More than one utopian dreamer has chosen Kansas as the place to found his grand experiment. A list of state ghost towns would be full of communities founded on some form of idealism—Victoria, the Vegetarian Colony, Silkville…. Silkville? Yes. One of those little towns started out with silk farming as its principal industry. Introducing de…… Continue reading Silkville: A Utopian Experiment
Kansas is home to a vast array of beautiful and fascinating birds—470 species, in fact. If you want to learn more about some of those birds, this guide is a great place to start. The Guide to Kansas Birds and Birding Hot Spots by Bob Gress and Pete Janzen describes 295 of the species you are…… Continue reading The Guide to Kansas Birds and Birding Hot Spots
One of the little dead towns of Kansas, just 12 miles east of Ellsworth, bears the name Carneiro (pronounced, “kahr-NAIR-oh”). Interestingly, the name is Portuguese, not a very common language for place-names in this state, and it means, “sheep” or “mutton.” Now if there is one type of livestock Kansas is typically associated with, it…… Continue reading Carneiro: The Sheep Town

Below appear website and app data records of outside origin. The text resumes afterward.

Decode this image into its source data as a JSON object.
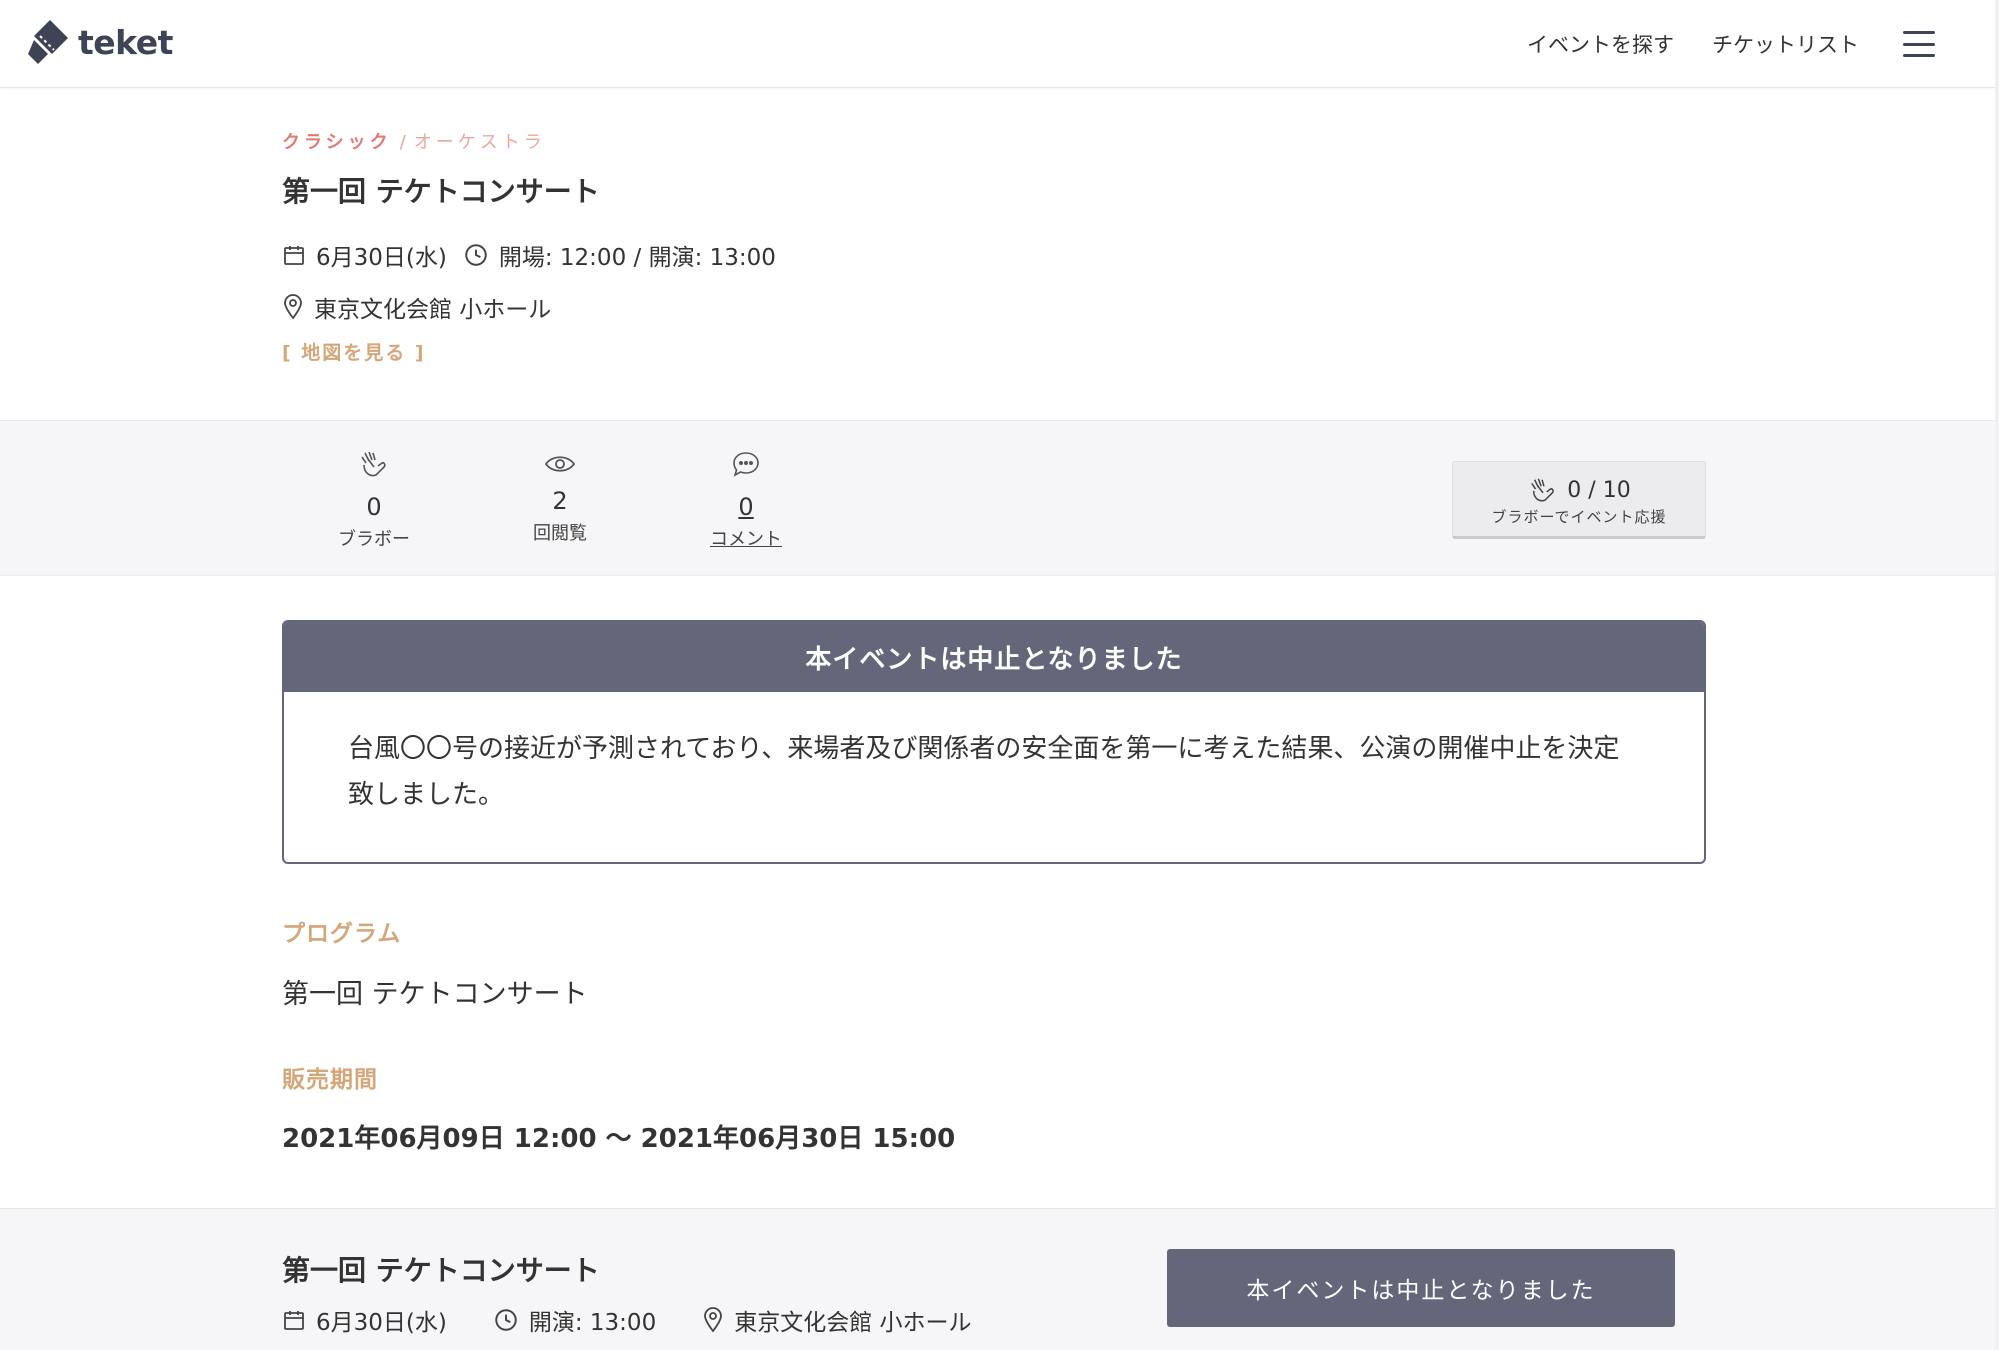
{
  "header": {
    "logo_text": "teket",
    "nav": {
      "find_events": "イベントを探す",
      "ticket_list": "チケットリスト"
    }
  },
  "event": {
    "category_main": "クラシック",
    "category_separator": "/",
    "category_sub": "オーケストラ",
    "title": "第一回 テケトコンサート",
    "date": "6月30日(水)",
    "time": "開場: 12:00 / 開演: 13:00",
    "venue": "東京文化会館 小ホール",
    "map_link": "[ 地図を見る ]"
  },
  "stats": {
    "bravo_count": "0",
    "bravo_label": "ブラボー",
    "views_count": "2",
    "views_label": "回閲覧",
    "comments_count": "0",
    "comments_label": "コメント",
    "support_progress": "0 / 10",
    "support_label": "ブラボーでイベント応援"
  },
  "notice": {
    "title": "本イベントは中止となりました",
    "body": "台風〇〇号の接近が予測されており、来場者及び関係者の安全面を第一に考えた結果、公演の開催中止を決定致しました。"
  },
  "program": {
    "title": "プログラム",
    "text": "第一回 テケトコンサート"
  },
  "sales": {
    "title": "販売期間",
    "text": "2021年06月09日 12:00 〜 2021年06月30日 15:00"
  },
  "footer": {
    "title": "第一回 テケトコンサート",
    "date": "6月30日(水)",
    "time": "開演: 13:00",
    "venue": "東京文化会館 小ホール",
    "button_label": "本イベントは中止となりました"
  },
  "colors": {
    "brand": "#3e4456",
    "category_red": "#e07a73",
    "accent_gold": "#d4a77a",
    "notice_slate": "#636779"
  }
}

Bells, wreaths, bows—you name it, WaKeeney has it. The result is the largest display of Christmas lights between Kansas City and Denver.
Clearly the plains were ideal for livestock, and slowly George Grant’s plans for retirement were absorbed into a new vision.